d. Any other documentation the SBA may request.
Limitations on forgiveness – For full loan forgiveness, employer must not reduce payroll
a. If headcount reduced during covered period (February 15, 2020 – June 30, 2020 the amount of principal eligible for forgiveness will be reduced.
b. If employer has already laid off employees prior passage of the CARES Act, that employer will have to rehire its employees or otherwise close the gap between its headcount on February 15, 2020 and its headcount on the date that is 30 days after passage of the CARES Act. This rehiring must occur no later than June 30, 2020.
c. Compensation reductions in excess of 25% of the employees’ compensation on February 15, 2020, shall also lead to a reduction in the amount of principal eligible for forgiveness, with exception of employees making more than $100,000, whose salary may reduced by more than 25% without reducing amount of loan forgiveness.
- Eligibility – Employers, the self-employed, independent contractors, and sole proprietors, with 500 or fewer employees; Hospitality businesses are eligible provided that they have fewer than 500 employees at any one location.
- Amount of Loans –
- The lesser of i) 2.5 times the average monthly payroll expenses for the year 2019, or at the election of the borrower, ii) 2.5 times the average monthly payroll expenses for the period of time from March 1, 2019 to June 30, 2019, or iii)$10,000,000.

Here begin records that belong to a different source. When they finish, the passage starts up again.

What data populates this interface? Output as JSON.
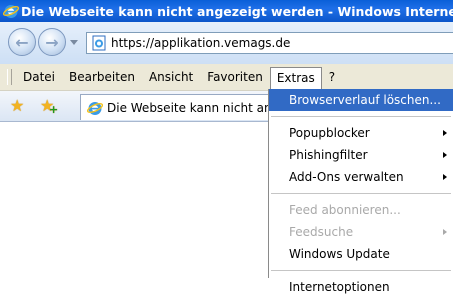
{
  "window": {
    "title": "Die Webseite kann nicht angezeigt werden - Windows Internet Explorer"
  },
  "address_bar": {
    "url": "https://applikation.vemags.de"
  },
  "menubar": {
    "items": [
      "Datei",
      "Bearbeiten",
      "Ansicht",
      "Favoriten",
      "Extras",
      "?"
    ],
    "active": "Extras"
  },
  "tab": {
    "title": "Die Webseite kann nicht angezeigt werden"
  },
  "extras_menu": {
    "items": [
      {
        "label": "Browserverlauf löschen...",
        "highlighted": true
      },
      {
        "separator": true
      },
      {
        "label": "Popupblocker",
        "submenu": true
      },
      {
        "label": "Phishingfilter",
        "submenu": true
      },
      {
        "label": "Add-Ons verwalten",
        "submenu": true
      },
      {
        "separator": true
      },
      {
        "label": "Feed abonnieren...",
        "disabled": true
      },
      {
        "label": "Feedsuche",
        "disabled": true,
        "submenu": true
      },
      {
        "label": "Windows Update"
      },
      {
        "separator": true
      },
      {
        "label": "Internetoptionen"
      }
    ]
  },
  "colors": {
    "title_bar": "#0a5fd8",
    "menu_highlight": "#316ac5",
    "disabled_text": "#a9a9a9"
  },
  "icons": [
    "ie-logo-icon",
    "back-icon",
    "forward-icon",
    "nav-dropdown-icon",
    "page-icon",
    "favorites-star-icon",
    "add-favorites-icon"
  ]
}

- Seasonal employers to use an alternative calculation.
- What do Payroll Costs include:
a. Salary, wage, commission, or similar compensation;

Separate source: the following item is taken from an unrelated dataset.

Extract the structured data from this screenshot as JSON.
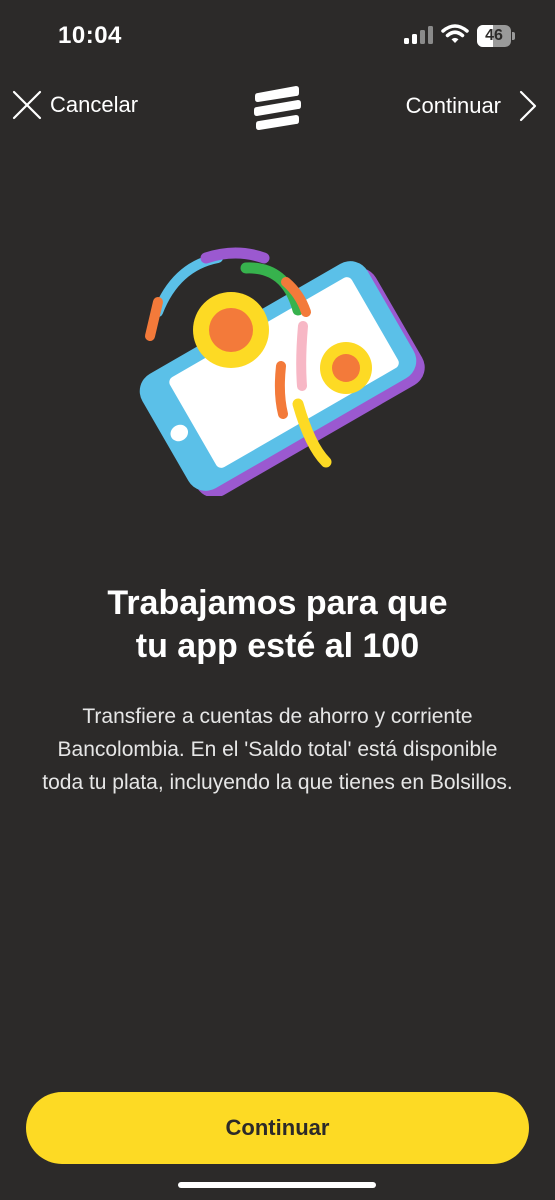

b. Payment of cash tip or equivalent;
c. Payment for vacation, parental, family, medical, or sick leave;
d. Allowance for dismissal or separation;

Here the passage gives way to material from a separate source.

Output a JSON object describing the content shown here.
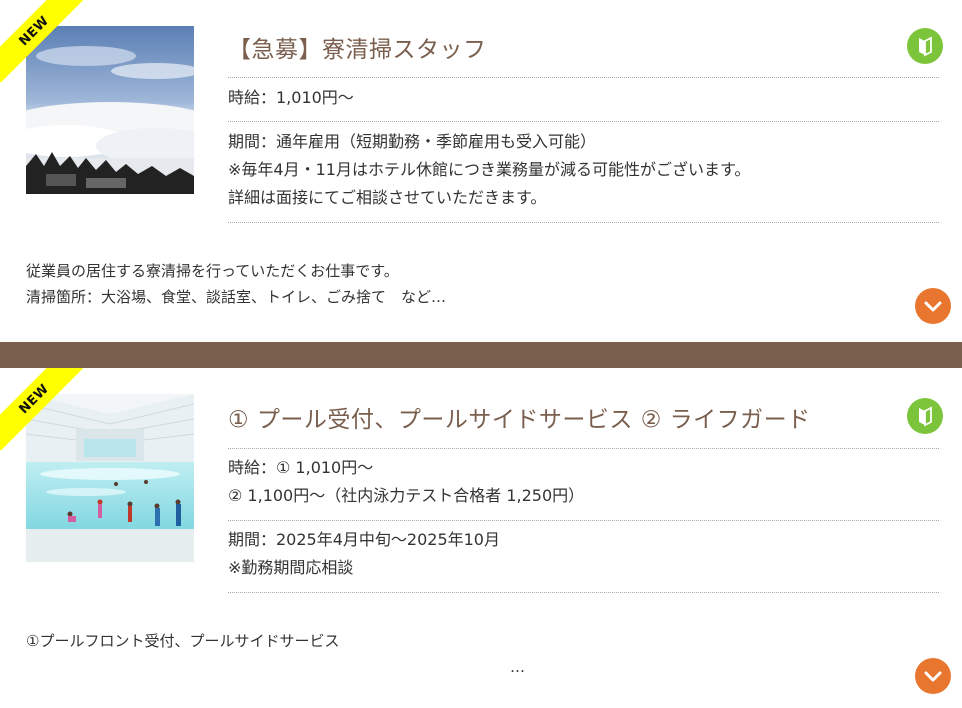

e. Payment required for the provisions of group health care benefits, including insurance premiums;
f. Payment of any retirement benefit; or
g. Payment of State or local tax assessed on the compensation of employees.
- Payroll costs DO NOT include:
a. The compensation of an individual employee in excess of an annual salary of $100,000, as prorated for the “covered period” (March 1, 2020 to June 30, 2020);
b. Taxes imposed or withheld under chapters 21, 22, or 24 of the Internal Revenue Code during the covered period;
c. Any compensation of an employee whose principal place of business is outside the United States;
d. Qualified sick leave wages for which a credit is allowed under the Families First Coronavirus Response Act (the “FFCRA”); or
e. Qualified family leave wages for which a credit is allowed under the FFCRA.
- How to Participate in the Program
a. Apply through any existing SBA 7(a) approved lender (note additional lenders may be approved by Treasury and SBA to expedite access)
b. Employers will be required to self-certify that:
1. he uncertainty of current economic conditions makes necessary the loan request to support the ongoing operations of the employer;
2. the funds will be used to retain workers and maintain payroll or make mortgage payments, lease payments, and utility payments;
3. the employer does not have an application pending for a Paycheck Protection Program loan for the same purpose and duplicative of amounts applied for or received under an existing Paycheck Protection Program loan; and
4. during the period beginning February 15, 2020 and ending on December 31, 2020, that the employer has not already received amounts under the Paycheck Protection Program.
- Personal guarantees not required.
- Inability to obtain credit elsewhere requirement waived.
- Interest rate capped at 4%.
- Principal and interest payment deferment for at least 6 months up to a year.
- No prepayment penalties.
- Does not preclude recipients of Economic Injury Disaster Loans from receiving loan for purposes other than payroll costs.